2006 News Story

King Abdullah: Arab world will not witness a sectarian war

Custodian of the Two Holy Mosques King Abdullah bin Abdulaziz said today that the Arab world would not witness a sectarian war in the region, as analysts have predicted. In fact, the situation in the region looks more promising in the days ahead with Arab and international deliberations underway, the King said.

King Abdullah made the remarks in an interview with the Kuwaiti newspaper Al-Siyassah.

The King praised Palestinian efforts to form a national unity government, which is the key to the path to peace in the Middle East. He drew attention to the Arab Peace Initiative, proposed by the Kingdom and adopted by the Arab League in 2002, as an indication that Arabs seek peace.

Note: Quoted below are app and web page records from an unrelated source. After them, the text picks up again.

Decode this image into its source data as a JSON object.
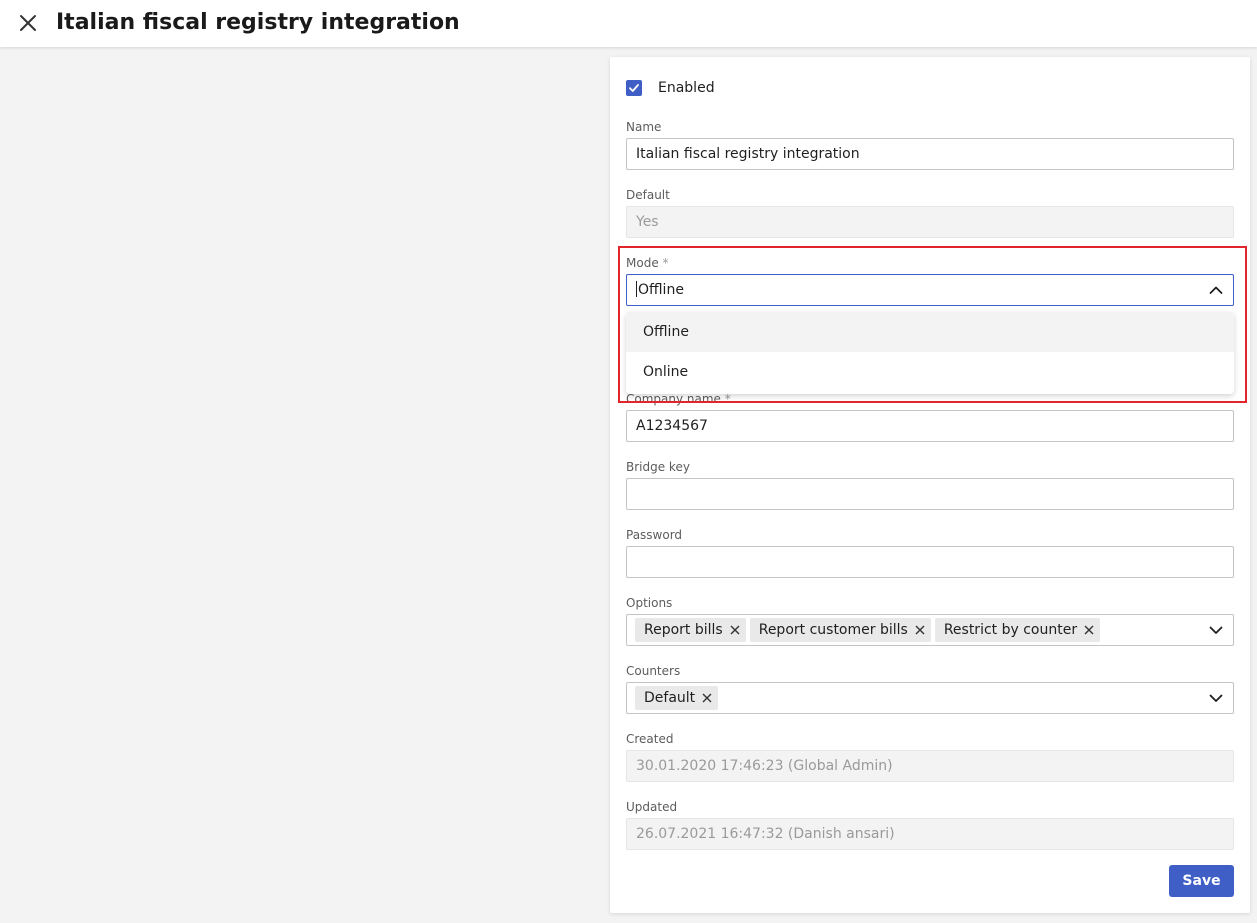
{
  "header": {
    "title": "Italian fiscal registry integration",
    "close_icon": "close-icon"
  },
  "form": {
    "enabled": {
      "label": "Enabled",
      "checked": true
    },
    "name": {
      "label": "Name",
      "value": "Italian fiscal registry integration"
    },
    "default": {
      "label": "Default",
      "value": "Yes"
    },
    "mode": {
      "label": "Mode",
      "required_mark": "*",
      "value": "Offline",
      "options": [
        "Offline",
        "Online"
      ]
    },
    "company_name": {
      "label": "Company name",
      "required_mark": "*",
      "value": "A1234567"
    },
    "bridge_key": {
      "label": "Bridge key",
      "value": ""
    },
    "password": {
      "label": "Password",
      "value": ""
    },
    "options": {
      "label": "Options",
      "chips": [
        "Report bills",
        "Report customer bills",
        "Restrict by counter"
      ]
    },
    "counters": {
      "label": "Counters",
      "chips": [
        "Default"
      ]
    },
    "created": {
      "label": "Created",
      "value": "30.01.2020 17:46:23 (Global Admin)"
    },
    "updated": {
      "label": "Updated",
      "value": "26.07.2021 16:47:32 (Danish ansari)"
    },
    "save_label": "Save"
  },
  "colors": {
    "accent": "#3f5fc6",
    "highlight_border": "#e0262b",
    "page_background": "#f3f3f3"
  }
}
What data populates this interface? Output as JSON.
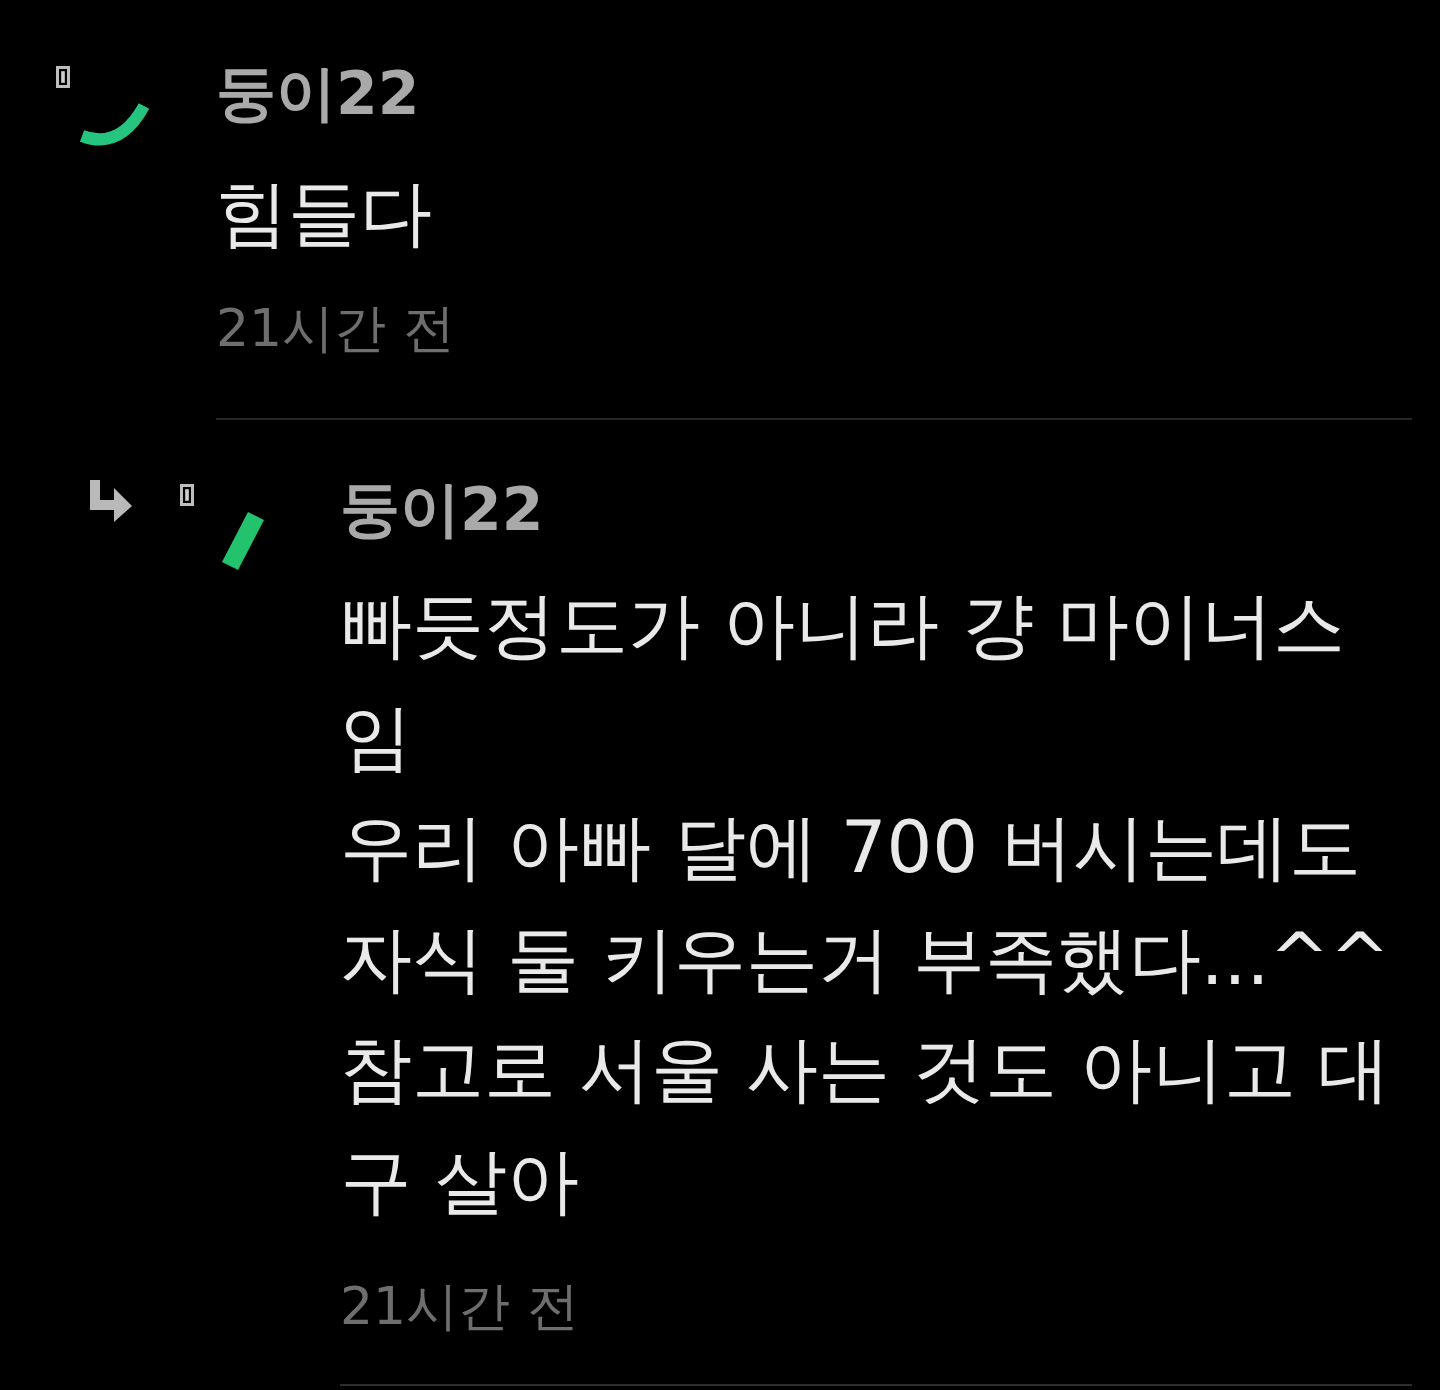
{
  "comments": [
    {
      "author": "둥이22",
      "body": "힘들다",
      "time": "21시간 전",
      "reply": false
    },
    {
      "author": "둥이22",
      "body": "빠듯정도가 아니라 걍 마이너스\n임\n우리 아빠 달에 700 버시는데도\n자식 둘 키우는거 부족했다...^^\n참고로 서울 사는 것도 아니고 대\n구 살아",
      "time": "21시간 전",
      "reply": true
    }
  ]
}
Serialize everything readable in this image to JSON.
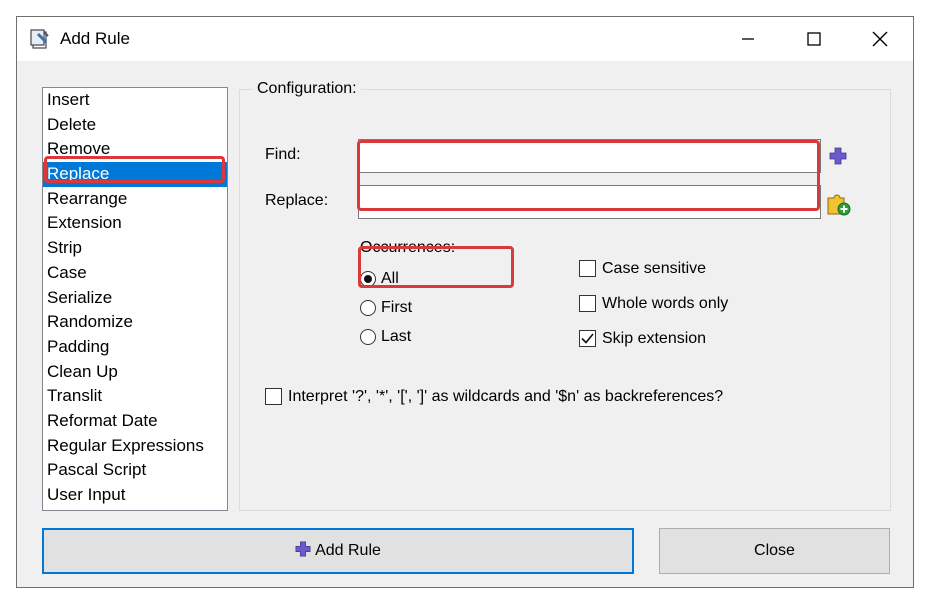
{
  "window": {
    "title": "Add Rule",
    "controls": [
      "minimize-icon",
      "maximize-icon",
      "close-icon"
    ]
  },
  "rules": {
    "items": [
      {
        "label": "Insert"
      },
      {
        "label": "Delete"
      },
      {
        "label": "Remove"
      },
      {
        "label": "Replace",
        "selected": true
      },
      {
        "label": "Rearrange"
      },
      {
        "label": "Extension"
      },
      {
        "label": "Strip"
      },
      {
        "label": "Case"
      },
      {
        "label": "Serialize"
      },
      {
        "label": "Randomize"
      },
      {
        "label": "Padding"
      },
      {
        "label": "Clean Up"
      },
      {
        "label": "Translit"
      },
      {
        "label": "Reformat Date"
      },
      {
        "label": "Regular Expressions"
      },
      {
        "label": "Pascal Script"
      },
      {
        "label": "User Input"
      }
    ]
  },
  "config": {
    "group_label": "Configuration:",
    "find_label": "Find:",
    "find_value": "",
    "replace_label": "Replace:",
    "replace_value": "",
    "find_tool_icon": "add-symbol-icon",
    "replace_tool_icon": "add-puzzle-icon",
    "occurrences": {
      "label": "Occurrences:",
      "options": [
        {
          "label": "All",
          "checked": true
        },
        {
          "label": "First",
          "checked": false
        },
        {
          "label": "Last",
          "checked": false
        }
      ]
    },
    "case_sensitive": {
      "label": "Case sensitive",
      "checked": false
    },
    "whole_words": {
      "label": "Whole words only",
      "checked": false
    },
    "skip_extension": {
      "label": "Skip extension",
      "checked": true
    },
    "wildcards": {
      "label": "Interpret '?', '*', '[', ']' as wildcards and '$n' as backreferences?",
      "checked": false
    }
  },
  "buttons": {
    "add_rule": "Add Rule",
    "close": "Close"
  },
  "colors": {
    "selection": "#0078d7",
    "highlight": "#d9393b",
    "add_icon": "#6a5acd"
  }
}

On Saudi-US relations, the King said that the ties between the two countries are strong, and that there is a mutual understanding on international issues. Saudi Arabia often advises the US administration on issues, and it listens to the Kingdom's views, he said. American society is characterized by freedom of expression, and the Kingdom enjoys the chance to listen to what Americans have to say, he noted.

Turning to the Gulf Cooperation Council (GCC), King Abdullah said that the organization is an important one that benefits the people of the region, and as the largest GCC member, Saudi Arabia will remain patient with those parties who create disputes in the interest of the organization.

Recent financial surpluses provide an opportunity for Gulf countries to build their economies, infrastructures and economic ties with other countries for the prosperity of their people, the King said. Saudi Arabia's agreement with the UAE to build an economic city is an example of the economic linkage at the highest level.